**Exercise requirements:**
In full and without alteration, print the records below, minus any images.

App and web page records
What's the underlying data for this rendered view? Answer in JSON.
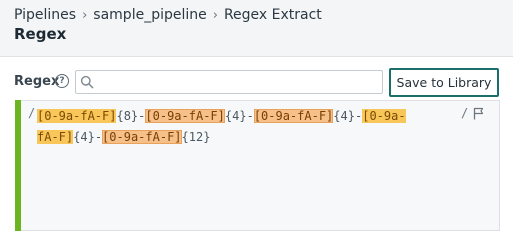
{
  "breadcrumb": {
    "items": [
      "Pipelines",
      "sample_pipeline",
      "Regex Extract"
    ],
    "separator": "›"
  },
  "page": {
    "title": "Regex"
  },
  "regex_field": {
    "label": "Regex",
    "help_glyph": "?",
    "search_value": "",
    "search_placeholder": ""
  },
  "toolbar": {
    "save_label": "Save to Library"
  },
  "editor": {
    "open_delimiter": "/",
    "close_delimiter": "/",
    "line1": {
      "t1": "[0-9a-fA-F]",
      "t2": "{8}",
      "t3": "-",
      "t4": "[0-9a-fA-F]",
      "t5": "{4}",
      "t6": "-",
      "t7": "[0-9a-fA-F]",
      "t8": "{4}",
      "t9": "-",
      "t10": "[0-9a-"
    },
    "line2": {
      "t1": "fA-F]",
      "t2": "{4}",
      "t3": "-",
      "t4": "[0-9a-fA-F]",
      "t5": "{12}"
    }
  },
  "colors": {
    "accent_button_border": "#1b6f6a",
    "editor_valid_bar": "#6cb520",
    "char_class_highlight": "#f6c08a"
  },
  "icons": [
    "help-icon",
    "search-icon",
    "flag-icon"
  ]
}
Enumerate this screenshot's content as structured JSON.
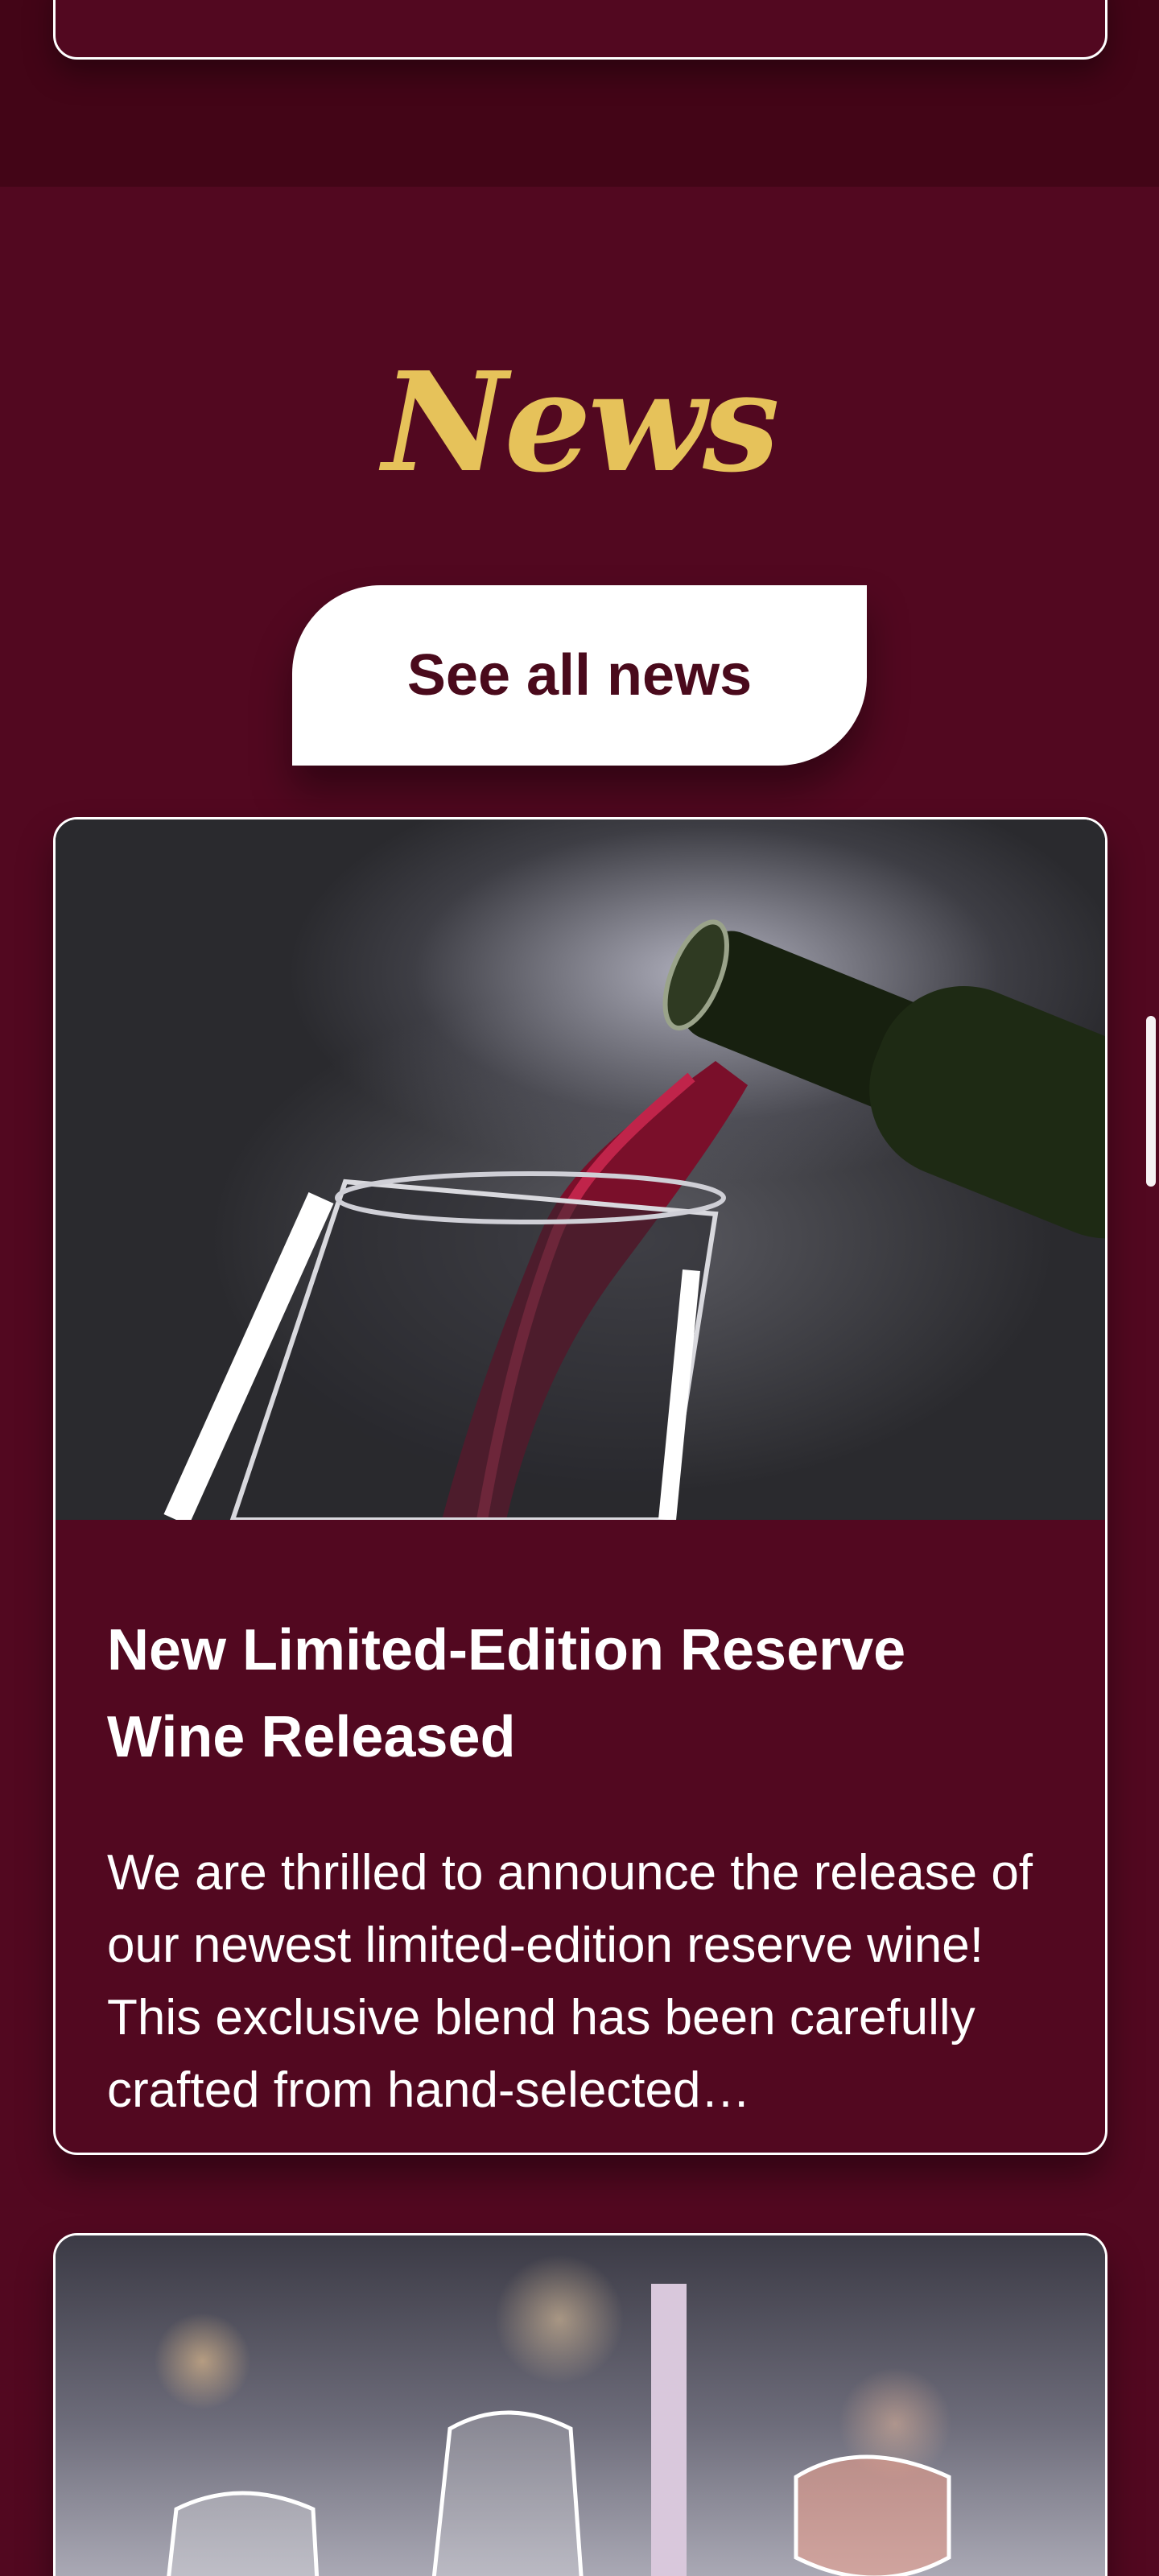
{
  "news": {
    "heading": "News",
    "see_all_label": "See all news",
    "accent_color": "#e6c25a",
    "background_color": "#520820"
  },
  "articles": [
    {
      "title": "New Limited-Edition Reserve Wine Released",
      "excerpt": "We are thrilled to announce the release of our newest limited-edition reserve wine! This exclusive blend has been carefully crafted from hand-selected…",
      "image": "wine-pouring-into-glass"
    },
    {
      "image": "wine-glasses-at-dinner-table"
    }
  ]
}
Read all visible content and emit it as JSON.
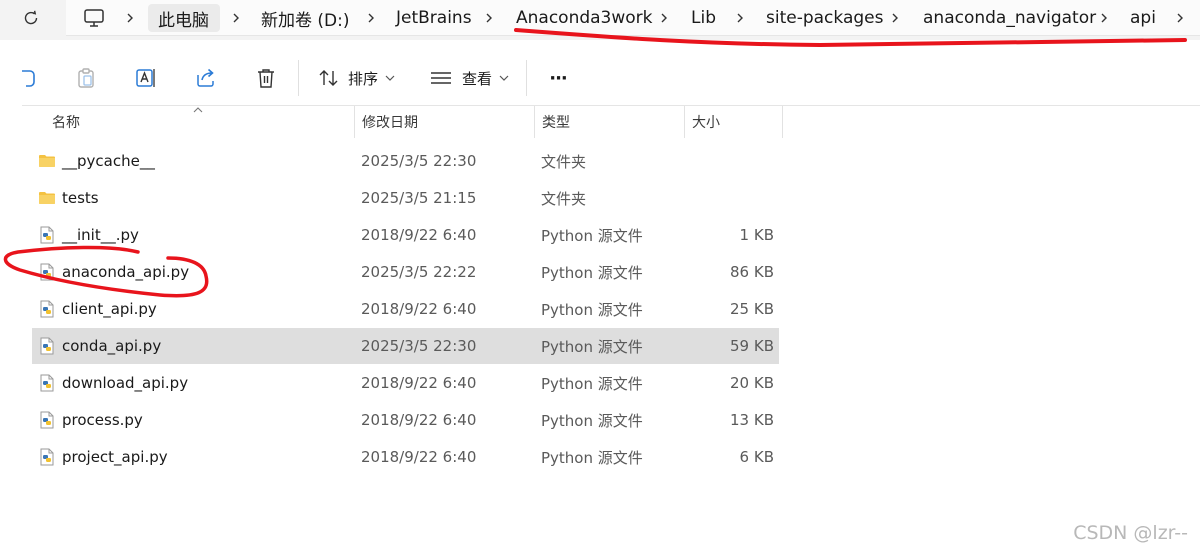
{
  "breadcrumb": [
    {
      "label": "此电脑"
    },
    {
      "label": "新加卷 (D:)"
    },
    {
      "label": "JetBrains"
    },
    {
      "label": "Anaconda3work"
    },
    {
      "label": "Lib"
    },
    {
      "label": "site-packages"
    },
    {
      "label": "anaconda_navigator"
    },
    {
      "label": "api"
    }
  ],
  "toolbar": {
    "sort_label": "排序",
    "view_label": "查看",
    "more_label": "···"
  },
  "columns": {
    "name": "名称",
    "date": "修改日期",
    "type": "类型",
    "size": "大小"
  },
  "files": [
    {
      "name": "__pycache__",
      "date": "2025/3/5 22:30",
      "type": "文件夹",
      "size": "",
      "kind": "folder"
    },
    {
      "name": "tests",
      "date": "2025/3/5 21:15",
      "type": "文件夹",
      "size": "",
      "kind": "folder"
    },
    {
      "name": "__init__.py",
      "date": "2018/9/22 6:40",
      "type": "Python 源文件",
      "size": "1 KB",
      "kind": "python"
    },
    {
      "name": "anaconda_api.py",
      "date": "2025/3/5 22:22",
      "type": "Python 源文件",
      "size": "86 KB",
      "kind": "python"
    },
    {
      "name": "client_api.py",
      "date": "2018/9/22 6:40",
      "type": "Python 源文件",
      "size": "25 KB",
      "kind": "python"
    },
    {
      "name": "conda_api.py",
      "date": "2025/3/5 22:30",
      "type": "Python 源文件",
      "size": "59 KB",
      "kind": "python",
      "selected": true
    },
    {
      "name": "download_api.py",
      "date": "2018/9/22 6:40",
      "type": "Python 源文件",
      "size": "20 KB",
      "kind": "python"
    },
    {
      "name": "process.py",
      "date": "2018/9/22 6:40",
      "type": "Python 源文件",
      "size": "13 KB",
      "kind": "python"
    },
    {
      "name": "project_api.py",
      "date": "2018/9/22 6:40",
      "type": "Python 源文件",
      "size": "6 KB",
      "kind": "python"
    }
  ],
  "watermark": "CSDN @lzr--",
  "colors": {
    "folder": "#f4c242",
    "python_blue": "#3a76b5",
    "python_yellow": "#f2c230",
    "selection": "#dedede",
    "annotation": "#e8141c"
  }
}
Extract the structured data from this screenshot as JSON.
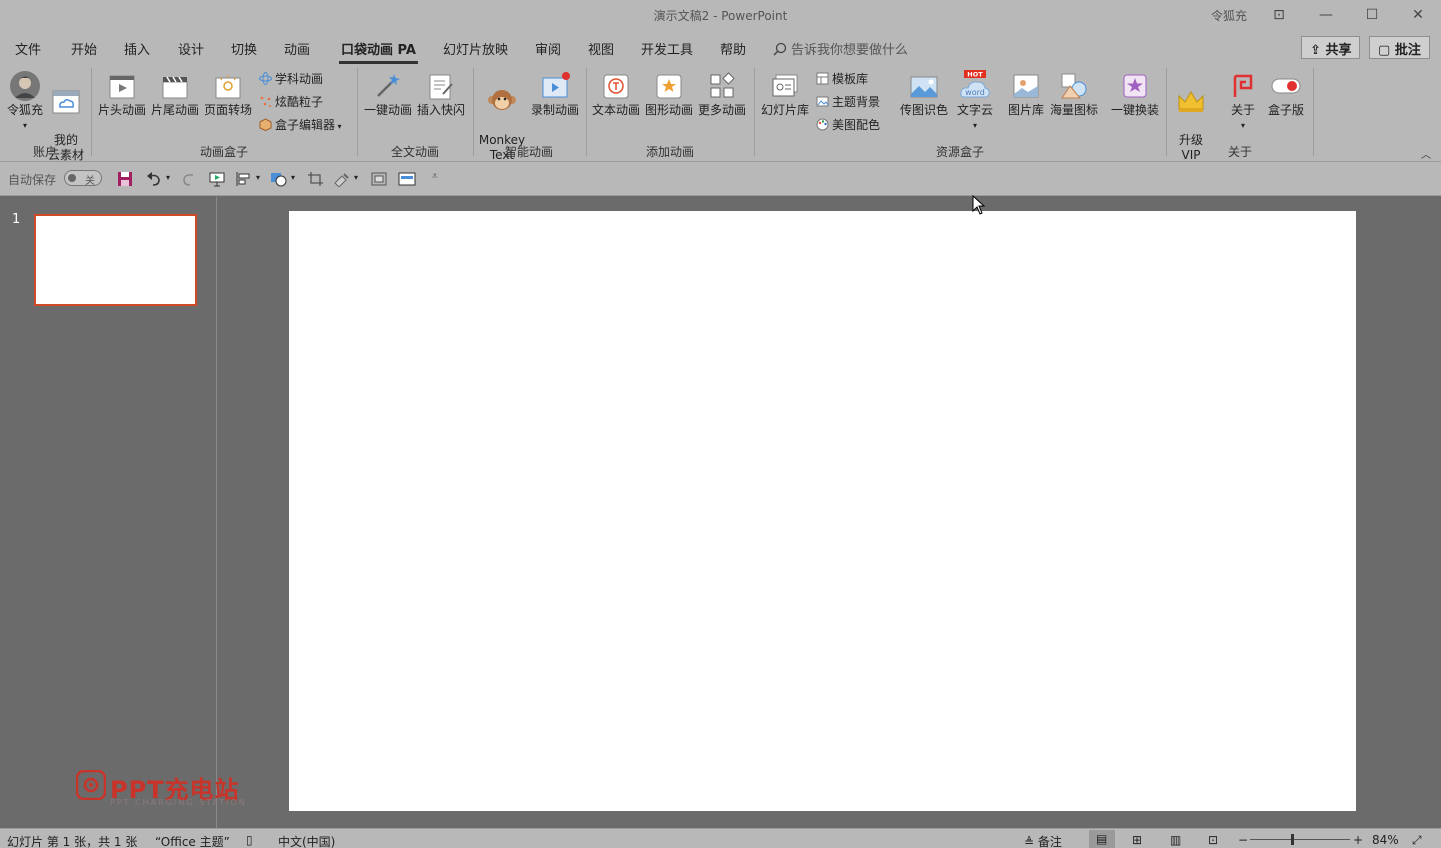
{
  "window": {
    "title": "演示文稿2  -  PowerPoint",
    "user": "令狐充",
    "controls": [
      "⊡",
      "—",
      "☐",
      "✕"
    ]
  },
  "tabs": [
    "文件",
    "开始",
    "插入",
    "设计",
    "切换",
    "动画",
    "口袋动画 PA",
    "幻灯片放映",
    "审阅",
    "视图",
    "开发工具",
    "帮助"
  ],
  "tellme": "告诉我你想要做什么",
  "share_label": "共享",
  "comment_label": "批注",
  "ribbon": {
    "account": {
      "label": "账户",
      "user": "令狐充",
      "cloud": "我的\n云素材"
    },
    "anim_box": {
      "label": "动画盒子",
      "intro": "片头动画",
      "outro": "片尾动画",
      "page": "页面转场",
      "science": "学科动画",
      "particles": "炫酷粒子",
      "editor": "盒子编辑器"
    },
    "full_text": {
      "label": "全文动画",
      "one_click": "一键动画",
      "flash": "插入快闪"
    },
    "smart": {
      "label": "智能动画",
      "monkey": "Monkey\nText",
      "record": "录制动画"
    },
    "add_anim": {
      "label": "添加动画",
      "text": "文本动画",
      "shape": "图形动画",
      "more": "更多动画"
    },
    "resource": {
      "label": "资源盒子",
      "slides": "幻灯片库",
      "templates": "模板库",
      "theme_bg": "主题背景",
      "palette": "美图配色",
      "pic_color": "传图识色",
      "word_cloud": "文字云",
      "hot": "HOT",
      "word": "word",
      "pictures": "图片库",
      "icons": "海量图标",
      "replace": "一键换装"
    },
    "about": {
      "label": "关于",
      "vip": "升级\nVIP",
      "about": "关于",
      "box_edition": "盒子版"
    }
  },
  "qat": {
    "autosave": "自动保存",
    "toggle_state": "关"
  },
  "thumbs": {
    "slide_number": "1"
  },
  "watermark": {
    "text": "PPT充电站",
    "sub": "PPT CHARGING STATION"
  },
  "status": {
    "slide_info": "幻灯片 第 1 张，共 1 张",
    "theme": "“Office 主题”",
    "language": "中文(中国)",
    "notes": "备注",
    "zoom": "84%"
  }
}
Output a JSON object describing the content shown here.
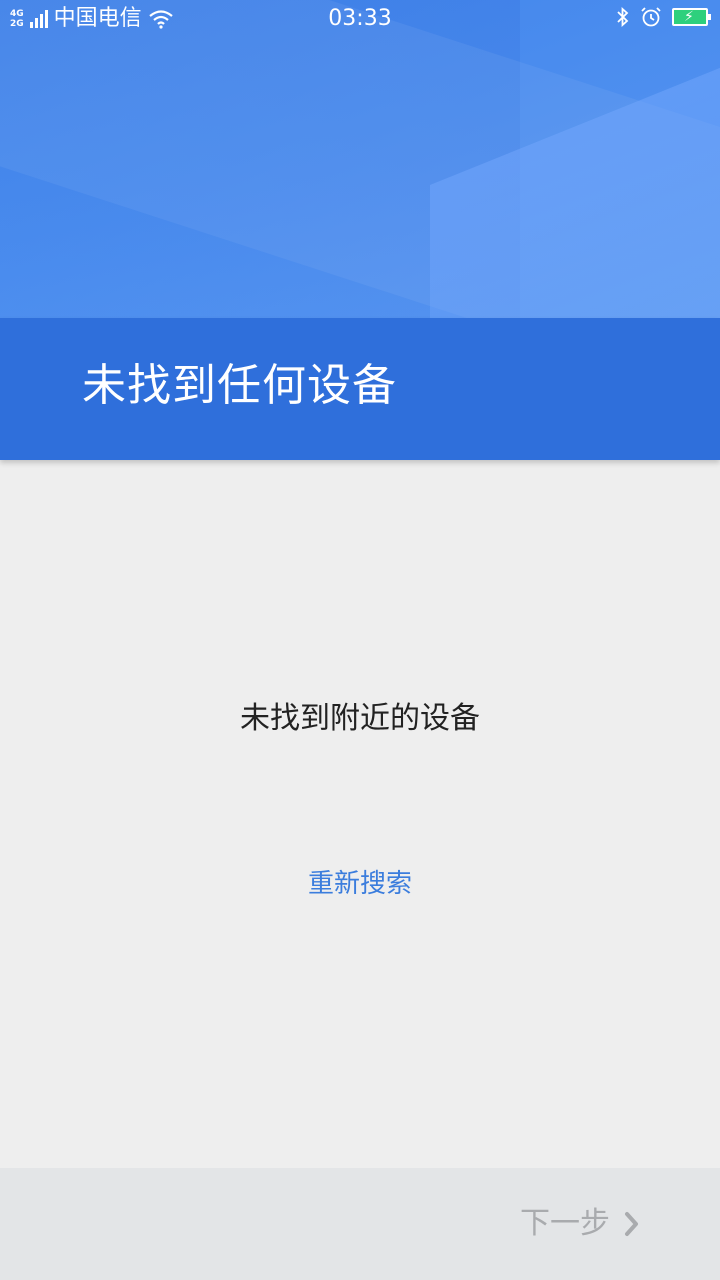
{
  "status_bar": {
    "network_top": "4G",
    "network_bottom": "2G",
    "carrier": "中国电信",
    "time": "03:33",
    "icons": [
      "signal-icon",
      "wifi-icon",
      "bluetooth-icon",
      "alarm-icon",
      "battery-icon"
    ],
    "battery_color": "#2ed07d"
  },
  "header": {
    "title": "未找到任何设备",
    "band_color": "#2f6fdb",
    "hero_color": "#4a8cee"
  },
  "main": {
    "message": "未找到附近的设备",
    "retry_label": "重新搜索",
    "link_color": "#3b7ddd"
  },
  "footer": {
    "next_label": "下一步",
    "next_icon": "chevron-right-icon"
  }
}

**Response to this exercise:**
What's the underlying data for this rendered view? Answer in JSON.
{
  "breadcrumb": {
    "items": [
      "Pipelines",
      "sample_pipeline",
      "Regex Extract"
    ],
    "separator": "›"
  },
  "page": {
    "title": "Regex"
  },
  "regex_field": {
    "label": "Regex",
    "help_glyph": "?",
    "search_value": "",
    "search_placeholder": ""
  },
  "toolbar": {
    "save_label": "Save to Library"
  },
  "editor": {
    "open_delimiter": "/",
    "close_delimiter": "/",
    "line1": {
      "t1": "[0-9a-fA-F]",
      "t2": "{8}",
      "t3": "-",
      "t4": "[0-9a-fA-F]",
      "t5": "{4}",
      "t6": "-",
      "t7": "[0-9a-fA-F]",
      "t8": "{4}",
      "t9": "-",
      "t10": "[0-9a-"
    },
    "line2": {
      "t1": "fA-F]",
      "t2": "{4}",
      "t3": "-",
      "t4": "[0-9a-fA-F]",
      "t5": "{12}"
    }
  },
  "colors": {
    "accent_button_border": "#1b6f6a",
    "editor_valid_bar": "#6cb520",
    "char_class_highlight": "#f6c08a"
  },
  "icons": [
    "help-icon",
    "search-icon",
    "flag-icon"
  ]
}
Enumerate this screenshot's content as structured JSON.
{
  "news": {
    "heading": "News",
    "see_all_label": "See all news",
    "accent_color": "#e6c25a",
    "background_color": "#520820"
  },
  "articles": [
    {
      "title": "New Limited-Edition Reserve Wine Released",
      "excerpt": "We are thrilled to announce the release of our newest limited-edition reserve wine! This exclusive blend has been carefully crafted from hand-selected…",
      "image": "wine-pouring-into-glass"
    },
    {
      "image": "wine-glasses-at-dinner-table"
    }
  ]
}
Read all visible content and emit it as JSON.
{
  "breadcrumb": [
    {
      "label": "此电脑"
    },
    {
      "label": "新加卷 (D:)"
    },
    {
      "label": "JetBrains"
    },
    {
      "label": "Anaconda3work"
    },
    {
      "label": "Lib"
    },
    {
      "label": "site-packages"
    },
    {
      "label": "anaconda_navigator"
    },
    {
      "label": "api"
    }
  ],
  "toolbar": {
    "sort_label": "排序",
    "view_label": "查看",
    "more_label": "···"
  },
  "columns": {
    "name": "名称",
    "date": "修改日期",
    "type": "类型",
    "size": "大小"
  },
  "files": [
    {
      "name": "__pycache__",
      "date": "2025/3/5 22:30",
      "type": "文件夹",
      "size": "",
      "kind": "folder"
    },
    {
      "name": "tests",
      "date": "2025/3/5 21:15",
      "type": "文件夹",
      "size": "",
      "kind": "folder"
    },
    {
      "name": "__init__.py",
      "date": "2018/9/22 6:40",
      "type": "Python 源文件",
      "size": "1 KB",
      "kind": "python"
    },
    {
      "name": "anaconda_api.py",
      "date": "2025/3/5 22:22",
      "type": "Python 源文件",
      "size": "86 KB",
      "kind": "python"
    },
    {
      "name": "client_api.py",
      "date": "2018/9/22 6:40",
      "type": "Python 源文件",
      "size": "25 KB",
      "kind": "python"
    },
    {
      "name": "conda_api.py",
      "date": "2025/3/5 22:30",
      "type": "Python 源文件",
      "size": "59 KB",
      "kind": "python",
      "selected": true
    },
    {
      "name": "download_api.py",
      "date": "2018/9/22 6:40",
      "type": "Python 源文件",
      "size": "20 KB",
      "kind": "python"
    },
    {
      "name": "process.py",
      "date": "2018/9/22 6:40",
      "type": "Python 源文件",
      "size": "13 KB",
      "kind": "python"
    },
    {
      "name": "project_api.py",
      "date": "2018/9/22 6:40",
      "type": "Python 源文件",
      "size": "6 KB",
      "kind": "python"
    }
  ],
  "watermark": "CSDN @lzr--",
  "colors": {
    "folder": "#f4c242",
    "python_blue": "#3a76b5",
    "python_yellow": "#f2c230",
    "selection": "#dedede",
    "annotation": "#e8141c"
  }
}
Extract the structured data from this screenshot as JSON.
{
  "window": {
    "title": "演示文稿2  -  PowerPoint",
    "user": "令狐充",
    "controls": [
      "⊡",
      "—",
      "☐",
      "✕"
    ]
  },
  "tabs": [
    "文件",
    "开始",
    "插入",
    "设计",
    "切换",
    "动画",
    "口袋动画 PA",
    "幻灯片放映",
    "审阅",
    "视图",
    "开发工具",
    "帮助"
  ],
  "tellme": "告诉我你想要做什么",
  "share_label": "共享",
  "comment_label": "批注",
  "ribbon": {
    "account": {
      "label": "账户",
      "user": "令狐充",
      "cloud": "我的\n云素材"
    },
    "anim_box": {
      "label": "动画盒子",
      "intro": "片头动画",
      "outro": "片尾动画",
      "page": "页面转场",
      "science": "学科动画",
      "particles": "炫酷粒子",
      "editor": "盒子编辑器"
    },
    "full_text": {
      "label": "全文动画",
      "one_click": "一键动画",
      "flash": "插入快闪"
    },
    "smart": {
      "label": "智能动画",
      "monkey": "Monkey\nText",
      "record": "录制动画"
    },
    "add_anim": {
      "label": "添加动画",
      "text": "文本动画",
      "shape": "图形动画",
      "more": "更多动画"
    },
    "resource": {
      "label": "资源盒子",
      "slides": "幻灯片库",
      "templates": "模板库",
      "theme_bg": "主题背景",
      "palette": "美图配色",
      "pic_color": "传图识色",
      "word_cloud": "文字云",
      "hot": "HOT",
      "word": "word",
      "pictures": "图片库",
      "icons": "海量图标",
      "replace": "一键换装"
    },
    "about": {
      "label": "关于",
      "vip": "升级\nVIP",
      "about": "关于",
      "box_edition": "盒子版"
    }
  },
  "qat": {
    "autosave": "自动保存",
    "toggle_state": "关"
  },
  "thumbs": {
    "slide_number": "1"
  },
  "watermark": {
    "text": "PPT充电站",
    "sub": "PPT CHARGING STATION"
  },
  "status": {
    "slide_info": "幻灯片 第 1 张，共 1 张",
    "theme": "“Office 主题”",
    "language": "中文(中国)",
    "notes": "备注",
    "zoom": "84%"
  }
}
Output a JSON object describing the content shown here.
{
  "status_bar": {
    "network_top": "4G",
    "network_bottom": "2G",
    "carrier": "中国电信",
    "time": "03:33",
    "icons": [
      "signal-icon",
      "wifi-icon",
      "bluetooth-icon",
      "alarm-icon",
      "battery-icon"
    ],
    "battery_color": "#2ed07d"
  },
  "header": {
    "title": "未找到任何设备",
    "band_color": "#2f6fdb",
    "hero_color": "#4a8cee"
  },
  "main": {
    "message": "未找到附近的设备",
    "retry_label": "重新搜索",
    "link_color": "#3b7ddd"
  },
  "footer": {
    "next_label": "下一步",
    "next_icon": "chevron-right-icon"
  }
}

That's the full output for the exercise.